Obamacare’s Medicaid expansion removed those asset limits, extending Medicaid coverage instead to adults under age 65 with incomes up to 138% of the poverty line, regardless of assets. As long as the sick spouse had low income, he or she could qualify for Medicaid, while the other spouse held onto their retirement savings.
The catch came, however, when a Supreme Court ruling, the National Federation of Independent Business v. Sebelius, made it optional for states to expand Medicaid in this way. Indeed, in early 2014, 20 states chose not to expand their Medicaid programs.
In their study, Slusky and Ginther used those states as their control group, and compared divorce rates to 20 states that did choose to expand Medicaid coverage.
States that expanded Medicaid saw a 5.6% decrease in the divorce rate among people ages 50-64 relative to the states that did not.
Slusky said his research cannot completely prove that Medicaid expansion was the sole cause behind the decline. Overall, it’s tough to find valid statistics on medical divorce specifically, because couples who resort to this option are often secretive about the true reason behind a split, he said.

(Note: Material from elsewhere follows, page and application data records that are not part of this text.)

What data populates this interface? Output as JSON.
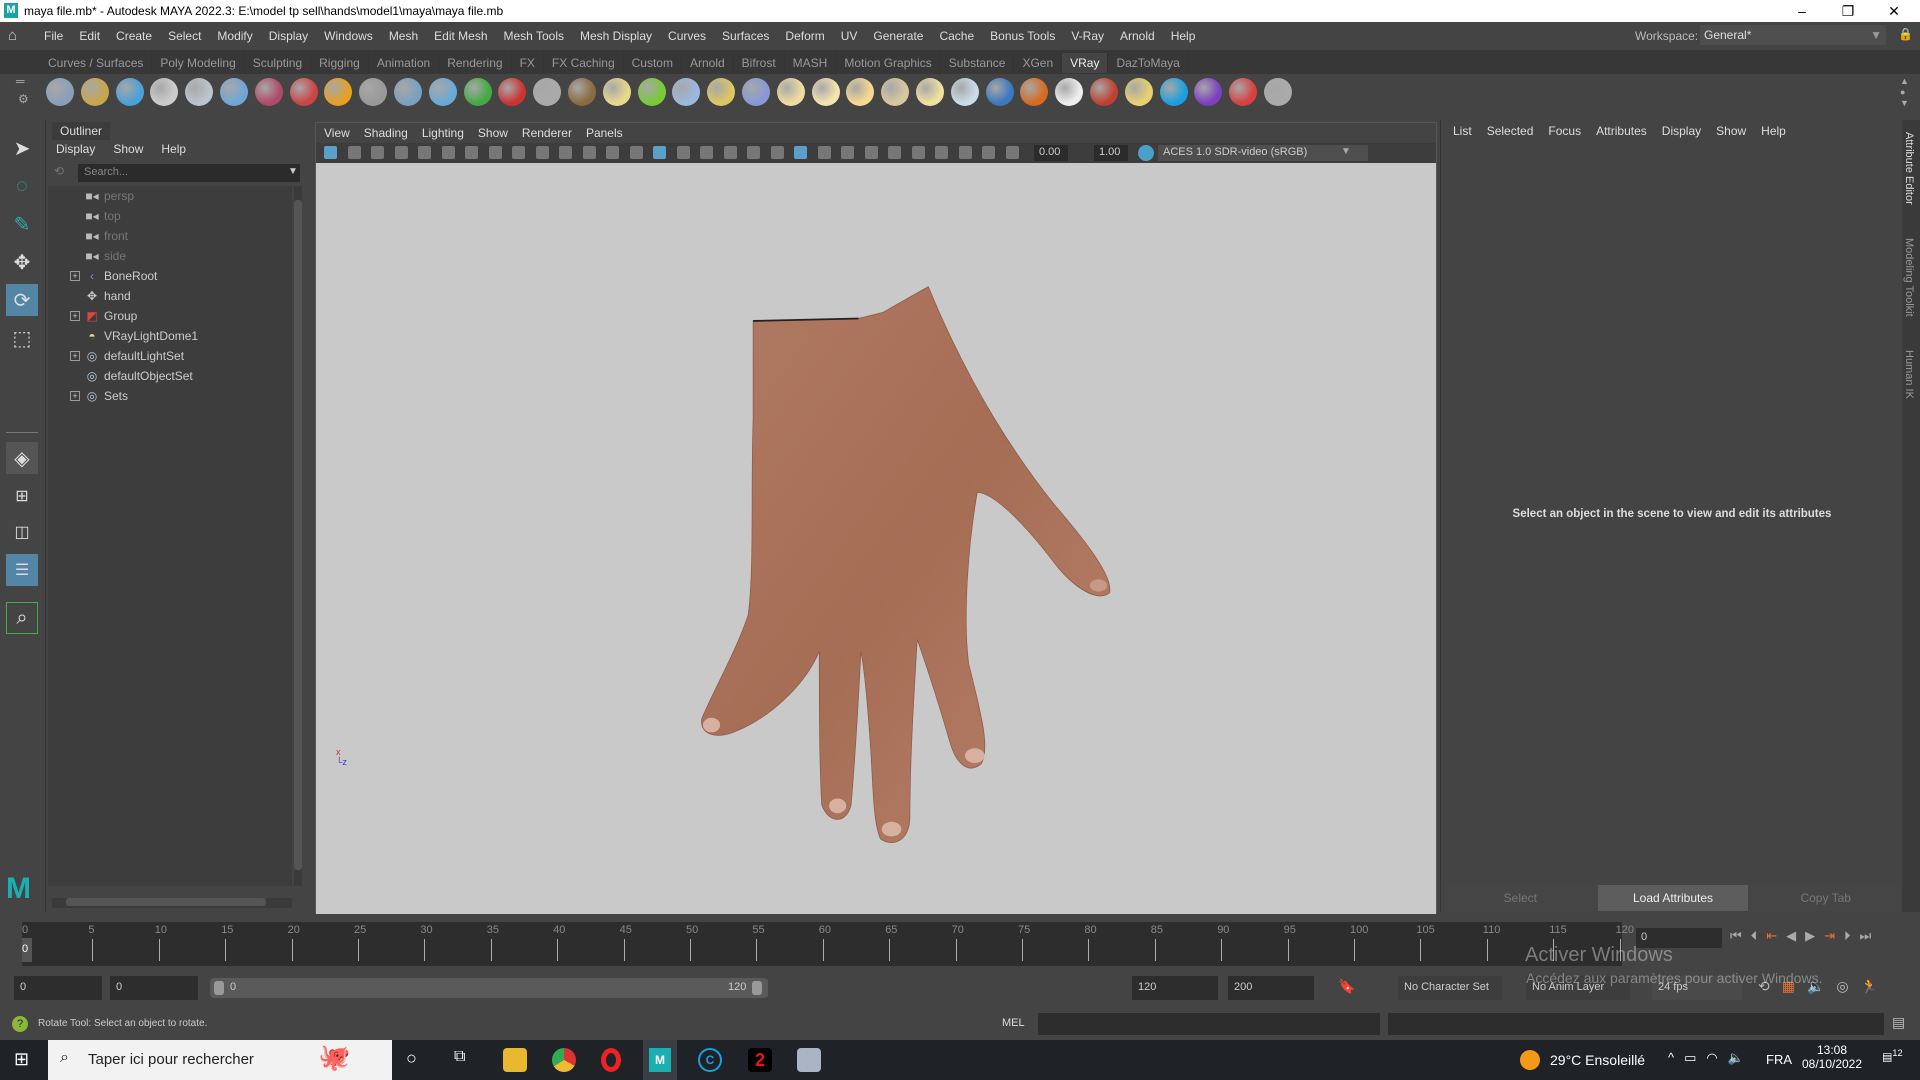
{
  "window": {
    "title": "maya file.mb* - Autodesk MAYA 2022.3: E:\\model tp sell\\hands\\model1\\maya\\maya file.mb",
    "logo": "M",
    "minimize": "–",
    "restore": "❐",
    "close": "✕"
  },
  "menubar": {
    "items": [
      "File",
      "Edit",
      "Create",
      "Select",
      "Modify",
      "Display",
      "Windows",
      "Mesh",
      "Edit Mesh",
      "Mesh Tools",
      "Mesh Display",
      "Curves",
      "Surfaces",
      "Deform",
      "UV",
      "Generate",
      "Cache",
      "Bonus Tools",
      "V-Ray",
      "Arnold",
      "Help"
    ],
    "workspace_label": "Workspace:",
    "workspace_value": "General*"
  },
  "shelf_tabs": [
    "Curves / Surfaces",
    "Poly Modeling",
    "Sculpting",
    "Rigging",
    "Animation",
    "Rendering",
    "FX",
    "FX Caching",
    "Custom",
    "Arnold",
    "Bifrost",
    "MASH",
    "Motion Graphics",
    "Substance",
    "XGen",
    "VRay",
    "DazToMaya"
  ],
  "shelf_active": "VRay",
  "shelf_icons": [
    {
      "name": "export-proxy-icon",
      "color": "#8aa0b8"
    },
    {
      "name": "import-proxy-icon",
      "color": "#c9a64a"
    },
    {
      "name": "object-properties-icon",
      "color": "#4aa0d8"
    },
    {
      "name": "plugin-icon",
      "color": "#ccc"
    },
    {
      "name": "frame-buffer-icon",
      "color": "#bcc4cc"
    },
    {
      "name": "sphere-light-icon",
      "color": "#6fa6d6"
    },
    {
      "name": "camera-icon",
      "color": "#b04a6a"
    },
    {
      "name": "materials-icon",
      "color": "#c44"
    },
    {
      "name": "fire-icon",
      "color": "#e8a020"
    },
    {
      "name": "mesh-light-icon",
      "color": "#999"
    },
    {
      "name": "rect-light-icon",
      "color": "#7aa0c0"
    },
    {
      "name": "cone-icon",
      "color": "#6aaad8"
    },
    {
      "name": "volume-icon",
      "color": "#4a4"
    },
    {
      "name": "shader-icon",
      "color": "#c33"
    },
    {
      "name": "texture-icon",
      "color": "#aaa"
    },
    {
      "name": "brick-icon",
      "color": "#8a6a40"
    },
    {
      "name": "globe-icon",
      "color": "#e8d88a"
    },
    {
      "name": "fur-icon",
      "color": "#7c3"
    },
    {
      "name": "cluster-icon",
      "color": "#9ab8e0"
    },
    {
      "name": "spline-icon",
      "color": "#dcc860"
    },
    {
      "name": "dome-sphere-icon",
      "color": "#8898d8"
    },
    {
      "name": "dome-light-icon",
      "color": "#f0dca0"
    },
    {
      "name": "spot-light-icon",
      "color": "#f4e4b0"
    },
    {
      "name": "sphere-glow-icon",
      "color": "#f6d890"
    },
    {
      "name": "ies-light-icon",
      "color": "#d8c8a0"
    },
    {
      "name": "sun-icon",
      "color": "#f0e0a0"
    },
    {
      "name": "plane-icon",
      "color": "#c8dce8"
    },
    {
      "name": "blue-sphere-icon",
      "color": "#3a78c0"
    },
    {
      "name": "toon-icon",
      "color": "#d86a20"
    },
    {
      "name": "checker-icon",
      "color": "#eee"
    },
    {
      "name": "vfb-icon",
      "color": "#c04030"
    },
    {
      "name": "light-lister-icon",
      "color": "#e8d070"
    },
    {
      "name": "vray-cloud-icon",
      "color": "#1aa0e0"
    },
    {
      "name": "chaos-icon",
      "color": "#7a40c0"
    },
    {
      "name": "color-balls-icon",
      "color": "#d84040"
    },
    {
      "name": "help-icon",
      "color": "#aaa"
    }
  ],
  "outliner": {
    "tab": "Outliner",
    "menu": [
      "Display",
      "Show",
      "Help"
    ],
    "search_placeholder": "Search...",
    "items": [
      {
        "label": "persp",
        "icon": "camera-icon",
        "dim": true,
        "expandable": false
      },
      {
        "label": "top",
        "icon": "camera-icon",
        "dim": true,
        "expandable": false
      },
      {
        "label": "front",
        "icon": "camera-icon",
        "dim": true,
        "expandable": false
      },
      {
        "label": "side",
        "icon": "camera-icon",
        "dim": true,
        "expandable": false
      },
      {
        "label": "BoneRoot",
        "icon": "joint-icon",
        "dim": false,
        "expandable": true
      },
      {
        "label": "hand",
        "icon": "mesh-icon",
        "dim": false,
        "expandable": false
      },
      {
        "label": "Group",
        "icon": "group-icon",
        "dim": false,
        "expandable": true
      },
      {
        "label": "VRayLightDome1",
        "icon": "dome-light-icon",
        "dim": false,
        "expandable": false
      },
      {
        "label": "defaultLightSet",
        "icon": "set-icon",
        "dim": false,
        "expandable": true
      },
      {
        "label": "defaultObjectSet",
        "icon": "set-icon",
        "dim": false,
        "expandable": false
      },
      {
        "label": "Sets",
        "icon": "set-icon",
        "dim": false,
        "expandable": true
      }
    ]
  },
  "viewport": {
    "menu": [
      "View",
      "Shading",
      "Lighting",
      "Show",
      "Renderer",
      "Panels"
    ],
    "exposure": "0.00",
    "gamma": "1.00",
    "color_space": "ACES 1.0 SDR-video (sRGB)"
  },
  "attribute_editor": {
    "menu": [
      "List",
      "Selected",
      "Focus",
      "Attributes",
      "Display",
      "Show",
      "Help"
    ],
    "message": "Select an object in the scene to view and edit its attributes",
    "buttons": [
      "Select",
      "Load Attributes",
      "Copy Tab"
    ]
  },
  "side_tabs": [
    "Attribute Editor",
    "Modeling Toolkit",
    "Human IK"
  ],
  "timeline": {
    "ticks": [
      0,
      5,
      10,
      15,
      20,
      25,
      30,
      35,
      40,
      45,
      50,
      55,
      60,
      65,
      70,
      75,
      80,
      85,
      90,
      95,
      100,
      105,
      110,
      115,
      120
    ],
    "current_frame": "0",
    "current_frame_field": "0"
  },
  "range": {
    "start": "0",
    "anim_start": "0",
    "range_start": "0",
    "range_end": "120",
    "end": "120",
    "anim_end": "200",
    "character_set": "No Character Set",
    "anim_layer": "No Anim Layer",
    "fps": "24 fps"
  },
  "command": {
    "lang": "MEL",
    "help_text": "Rotate Tool: Select an object to rotate."
  },
  "watermark": {
    "title": "Activer Windows",
    "subtitle": "Accédez aux paramètres pour activer Windows."
  },
  "taskbar": {
    "search_placeholder": "Taper ici pour rechercher",
    "weather": "29°C  Ensoleillé",
    "lang": "FRA",
    "time": "13:08",
    "date": "08/10/2022",
    "notifications": "12"
  }
}
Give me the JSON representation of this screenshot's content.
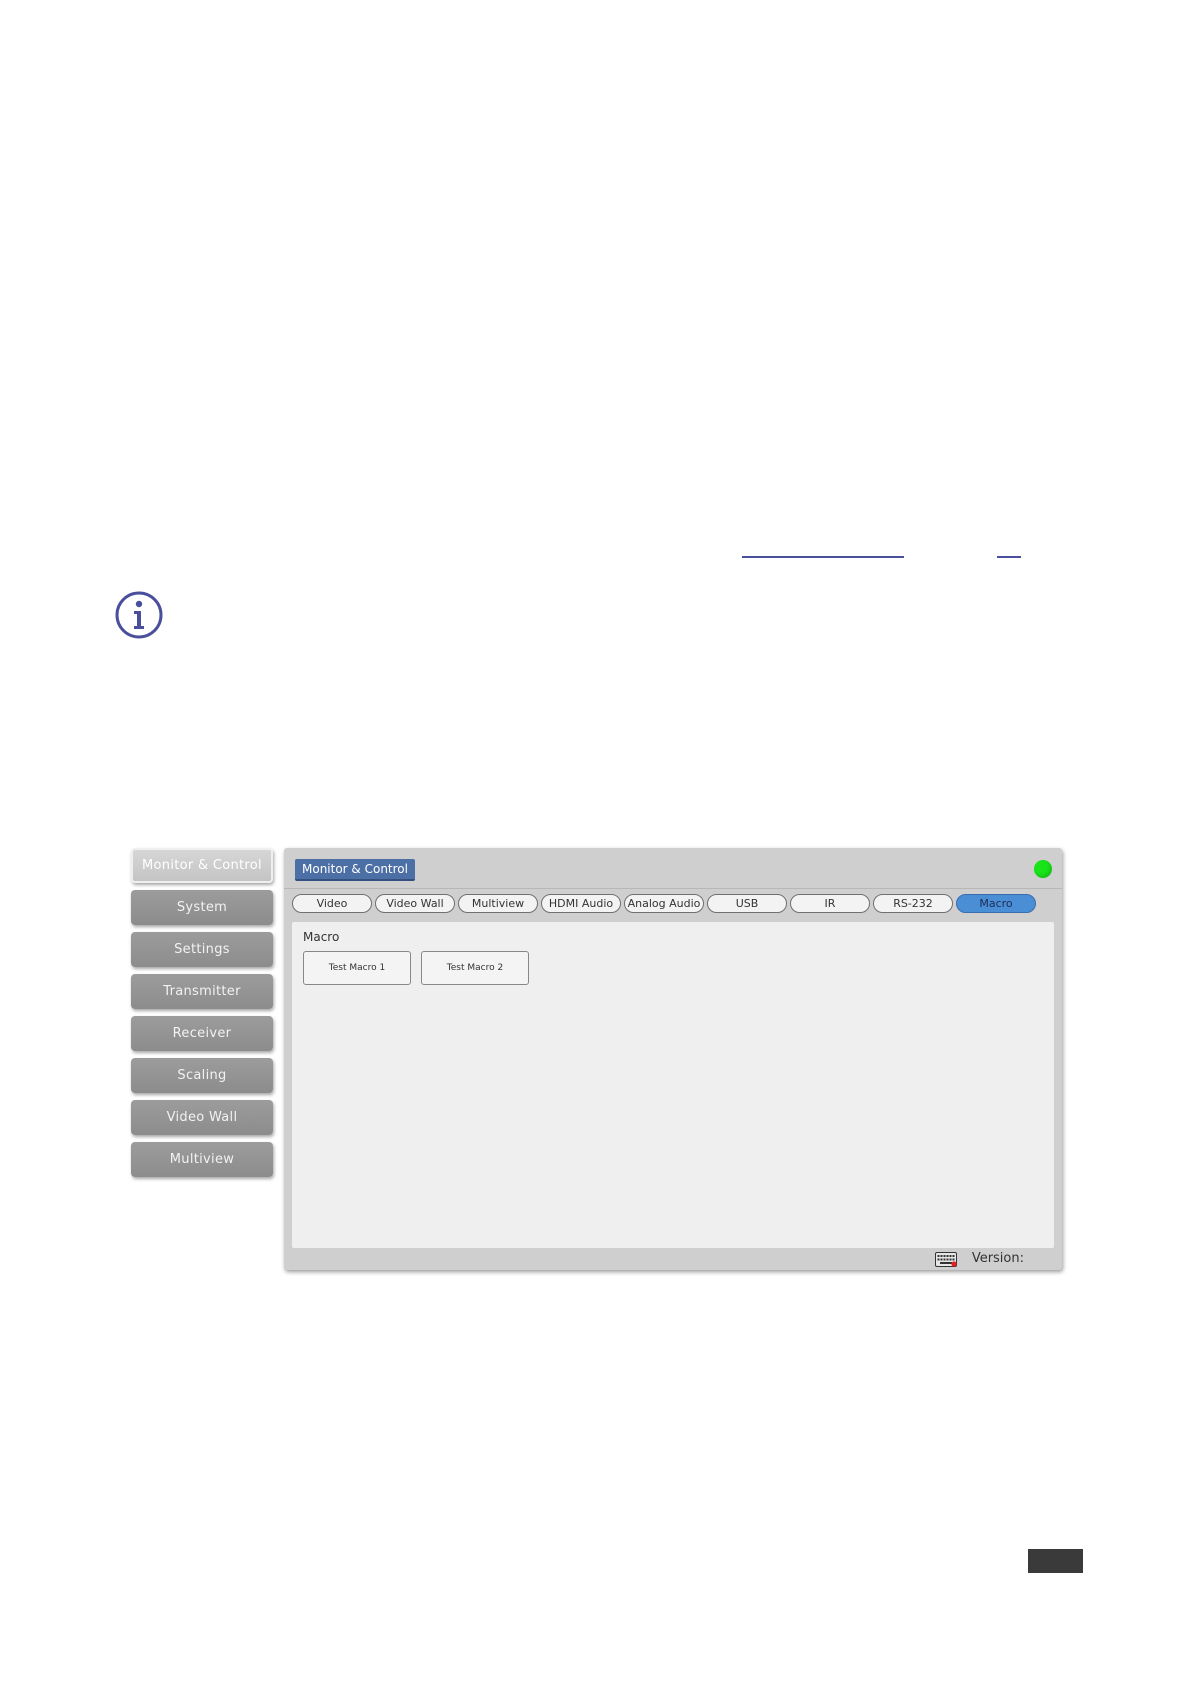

But the research does “strongly [suggest] that medical divorce was reduced in the first year of the Affordable Care Act,” the paper concludes.